Whenever I have to call a doctor I get simply terrified. Can you help? Does this get easier with experience? —Flustered on the Phone
A: Dear Flustered,
You’ve hit on a challenge for new as well as seasoned nurses. We all want to sound confident and act professionally. Try these tips:
- Remind yourself that the purpose of your call is to advocate for your patient. The call isn’t about you—it’s about helping someone else, and you’re the person to do it.
- Collect and have pertinent information at your fingertips—for example, the latest set of vital signs, intake and output, assessment data, current intravenous solutions, recent lab reports, list of medications, allergy information and the patient chart.
- Be sure you’re contacting the right physician.
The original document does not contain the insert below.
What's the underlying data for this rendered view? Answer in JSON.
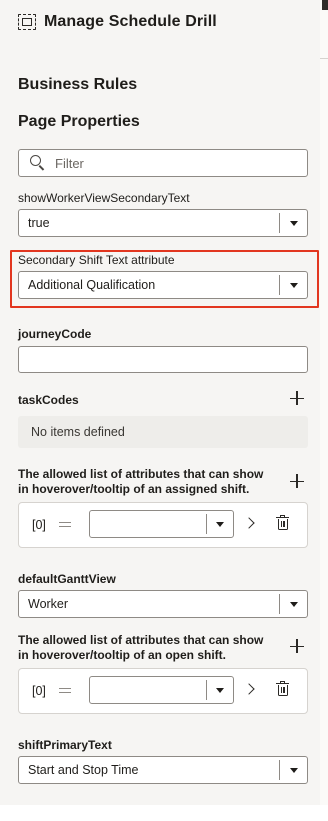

The orthopedic surgeon won’t want to be called about an abnormal heart rate. That call should be directed to the hospitalist or family doctor.
- Contact the doctor by his or her preferred method of contact. Many doctors are using cell phones and don’t want to be contacted on their home phone.
- If you’re asking a unit clerk to initiate the call, be specific with your instructions — for example, “Please call Dr. Colony at his office and say that I would like to speak to him about the blood pressure on Sarah Parrish.”
- Be available for quick access when the call is returned. Make sure the unit clerk can quickly locate you.
- Have an order form available and ready to use for phone orders.
Following these tips will help you handle this challenge in a professional and confident manner.